Before the age of email, instant messaging, texting, and even mass phone calls, communication from families to soldiers was much more difficult, as this 1917 article details:
“The time when the soldiers from the firing line did not get the home mail they were hoping for came at the end of one of the eighteen-day periods in which it was impossible to send any mail from America because there were no ships going over. There have been two such periods since our troops arrived in France.”
That was during World War I. My maternal grandfather delivered mail to the troops during the Korean War several decades later, and even then there were complications delivering the mail. Today, as you can imagine, the situation is significantly easier.
Interestingly, another excerpt from the article reveals the discrepancy between inbound and outbound letters: 450,000 letters per week to the troops, but only 376,000 letters per month from them — almost five times as many letters to the troops as from them.
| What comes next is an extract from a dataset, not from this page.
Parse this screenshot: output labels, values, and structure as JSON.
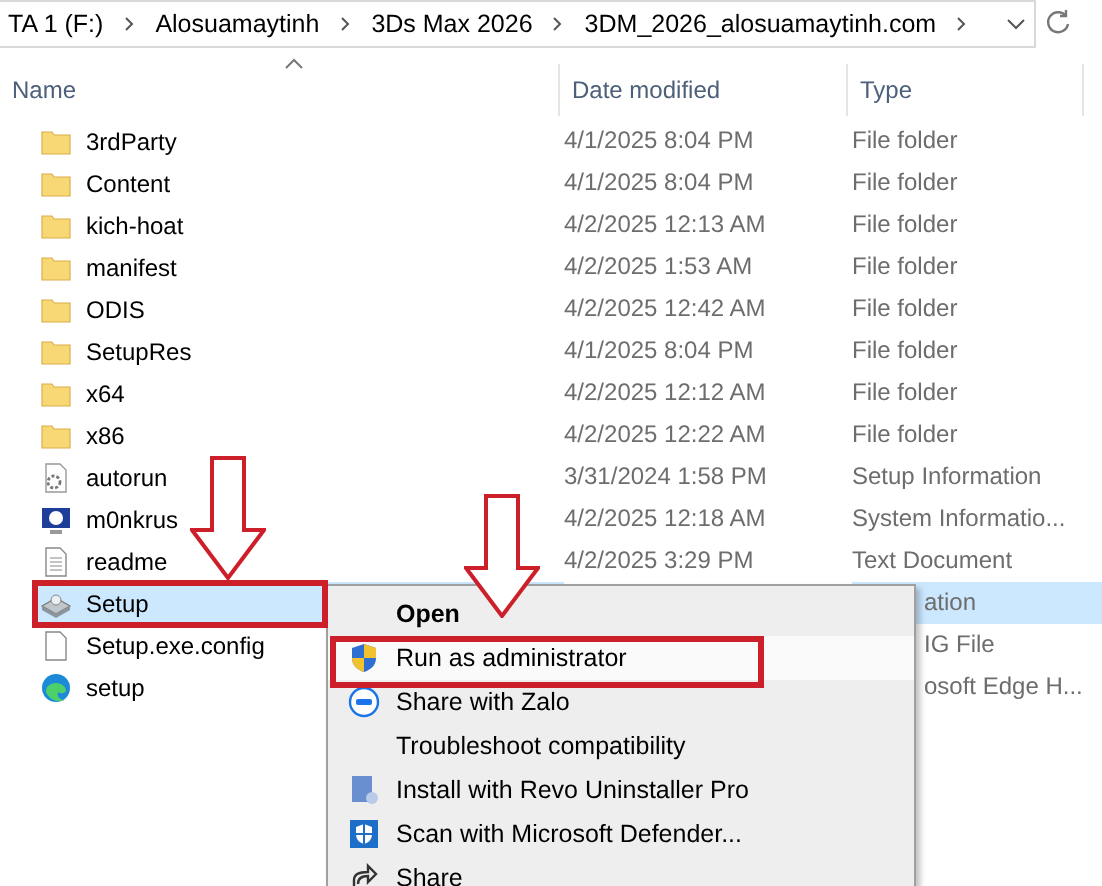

Speeding Up the Mails for American Soldiers: Every Week 450,000 Letters Go to France, and Lack of Ships Has Complicated the Postal Problem — Cantonment Service Systematized
From Sunday, November 18, 1917